Throughout the day, one by one the other women arrived and soon our preparations were in full swing. As night fell, Jesus arrived with the twelve and we settled down together to eat and drink and remember our story, a story of freedom and of a God who hears our cry. Towards the end of the meal, Jesus picked up a loaf of bread – just like he always did at the start of every meal. He raised his eyes to heaven and blessed it and passed it round. ‘This is my body’ he said. We looked at each other flummoxed, it was one of those many moments of late, where we had to admit we didn’t really know what was going on. It was bread – what on earth did he mean? ‘Take, eat’ he said ‘this is my body, given for you’. Then he took a cup, ‘This is my blood of the new covenant, poured out for many’. ‘Drink it’ he prompted. So we did. Not understanding but feeling, somehow, as though this moment would define me for the rest of my life. 

Jesus was like that, I’d found over the years, he would let you grow into the truth that he brought in your own time. There was no judgement; no condemnation if you didn’t understand. When you were ready was fine with him. 

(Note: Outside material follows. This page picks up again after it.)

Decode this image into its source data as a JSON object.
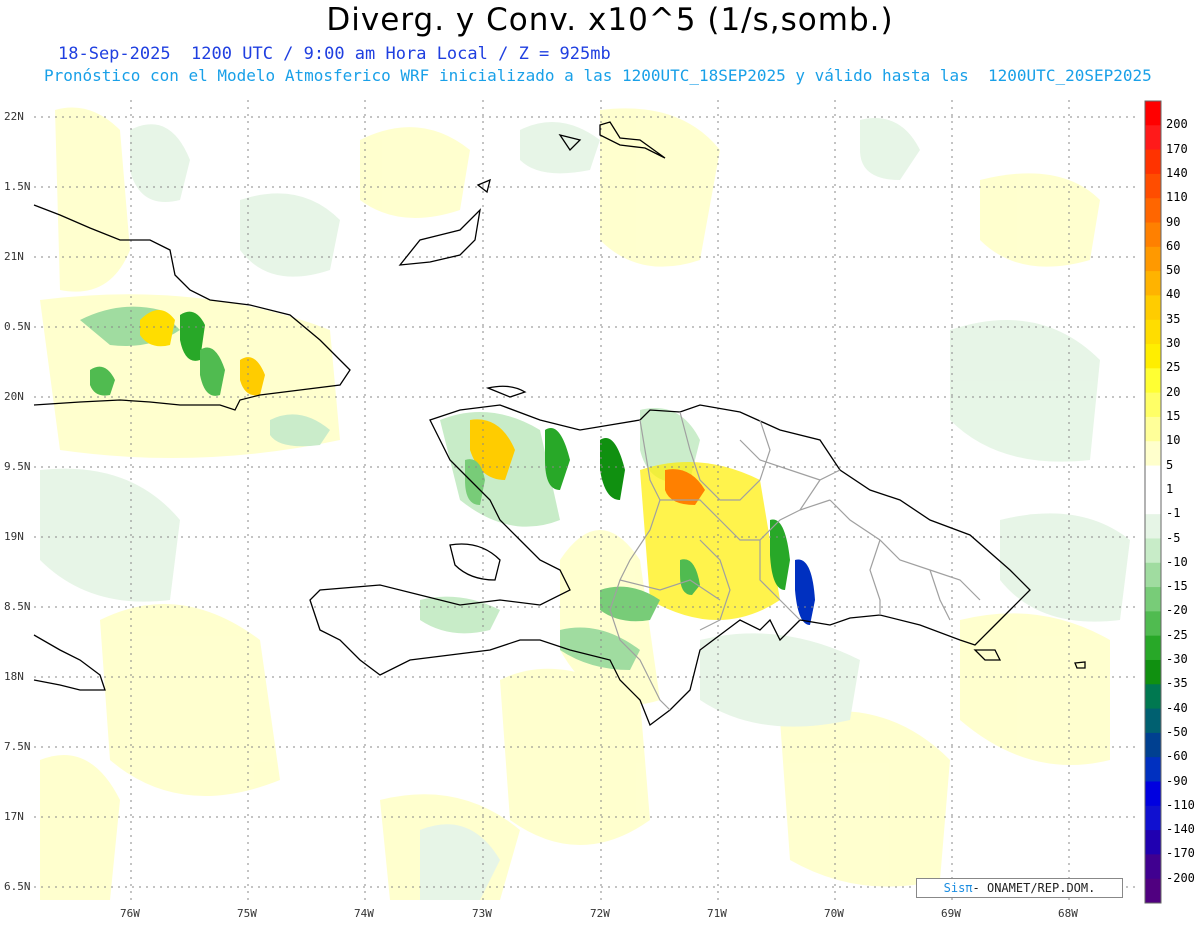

I couldn’t shake the feeling though, that this time - time was short. That I needed to work it out urgently. I knew this Jesus had changed the world forever. I knew he was our long awaited Messiah.  I knew, even, that long expected though he had been he had – so far – defied every expectation that we had. All this I knew. But there was something, something I didn’t know. It lurked just out of reach at the edges of mind. I reached for it desperately but it slipped further away. 

Just then, Jesus and the twelve got up to go. No I was wrong, someone was missing. Where on earth was Judas? I’m sure he was here before. The feeling of unease I’d had all evening lurched into a feeling of dread. Something was wrong. Something was very wrong. 

I asked Peter about it. But he wasn’t the most perceptive of people even at the best of times. ‘It’s fine’ he said ‘we’ve had a busy few days and we’re tired. We’ll have a nap when we get to Gethsemane and everything will look better tomorrow.’ 

I tried to explain to him my sense of looming disaster but I didn’t even understand it myself so how could I begin to put it into words? ‘Get some sleep’, he said ‘you worry too much’.

It’s true I do but this time I feared I wasn’t worrying enough. 

Jesus turned at the top of the stairs and looked at each of us in turn. He raised his hand in greeting and turned to go. 

A low moan next to me, made me turn in just enough time to catch Jesus’ mother as she dropped to her knees. We sat there, together, we women grieving for the disaster, whatever it was, that was coming. ‘That’s the problem with extravagant love’ whispered Susannah ‘it brings with it interminable heart break’. 

We huddled together on the rooftop, the temple outline stark on the horizon. 

It was going to be a long night.